“They have financial resources in support of its proposal to develop, utilise and invest on a 21.2 acre of land and building there on.
“They possess the relevant technical and organisational capacity, experience and professionalism to divest and also propose a business plan including past or present experiences on similar projects.”
According to the E.O.I, all expressions of interest will be carefully assessed by the Land Board and successful applications will be notified accordingly.
In May, 2017, the Development Bank of Samoa re-advertised the property for sale or as lease-to-own.
As reported earlier, the Minister of Finance, Sili Epa Tuioti, said while the hospital no longer operates, the building is owned by the D.B.S.

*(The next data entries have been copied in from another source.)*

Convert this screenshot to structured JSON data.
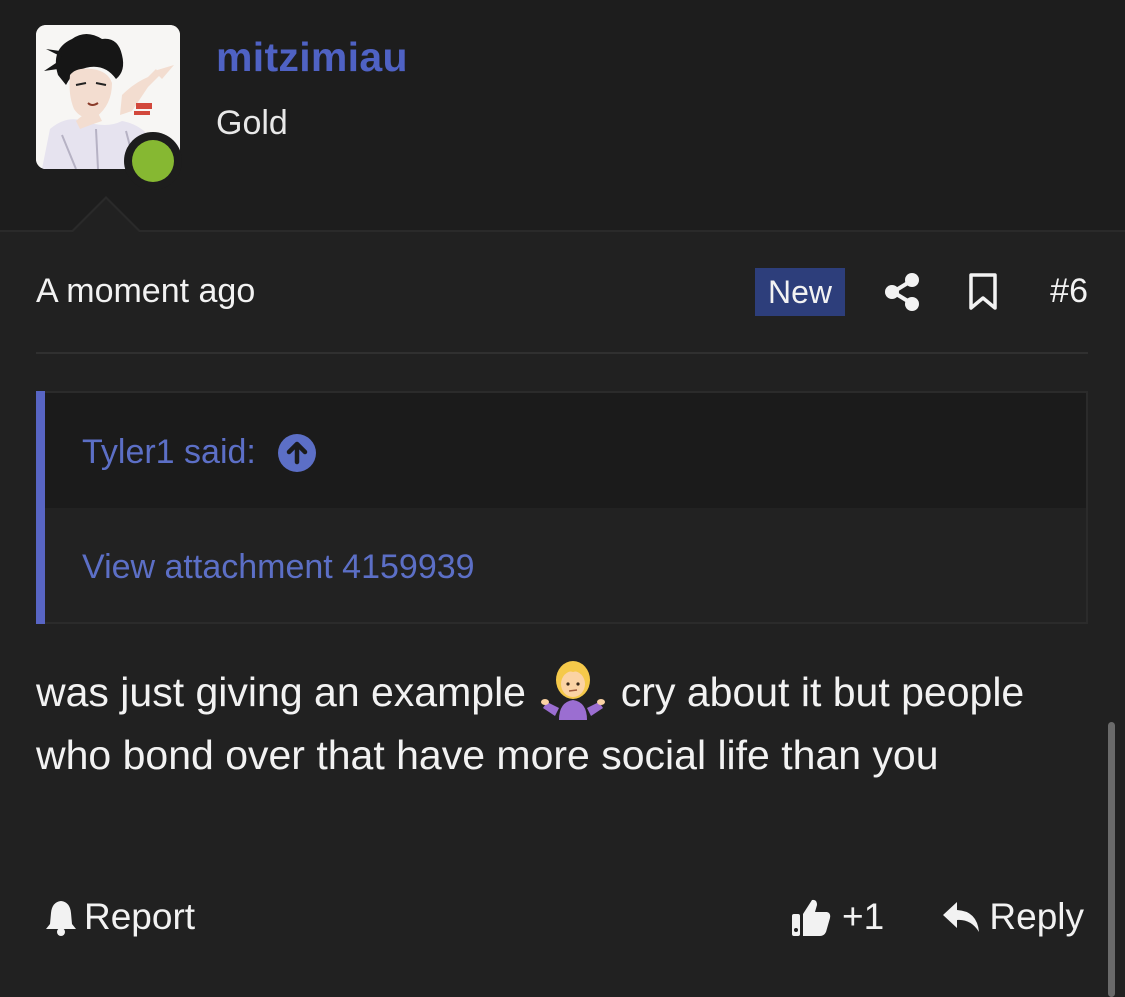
{
  "user": {
    "username": "mitzimiau",
    "title": "Gold",
    "status": "online"
  },
  "post": {
    "timestamp": "A moment ago",
    "badge": "New",
    "number": "#6",
    "icons": [
      "share-icon",
      "bookmark-icon"
    ]
  },
  "quote": {
    "author_line": "Tyler1 said:",
    "attachment": "View attachment 4159939"
  },
  "message": {
    "part1": "was just giving an example",
    "emoji": "person-shrugging-emoji",
    "part2": "cry about it but people who bond over that have more social life than you"
  },
  "actions": {
    "report_label": "Report",
    "like_count": "+1",
    "reply_label": "Reply"
  },
  "colors": {
    "background": "#212121",
    "username": "#4f62c4",
    "link": "#5c6fc6",
    "badge": "#2d3e7b",
    "online": "#86b832"
  }
}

“They have not been able to offload the building to sell because it’s on Government land,” Sili said during a previous interview.
“They need to come to some discussion with the Land Board about the land. It makes sense for Development Bank to sell it (building) unless the Government has any use of that land and building and get a decent return for the building.”
Sili added the sooner “we let it (building) go to government cooperation, the better, because every year it sits there not being utilised causes further deterioration to the building.”
Before the launch of Medcen in 1998, a keen supporter of the project, the Pacific Islands Investment Facility (P.I.I.F.), promised the hospital would "upgrade standards, relieve pressures on the public system, incorporate special programmes to bring benefits to the wider community, save foreign exchange, and by providing improved health care, support increased tourism and foreign investment”.
But several years ago, the hospital ran into financial problems.
D.B.S. then moved in and took over the assets and equipment. The Bank was Medcen's biggest creditor, and had poured $2million into the project.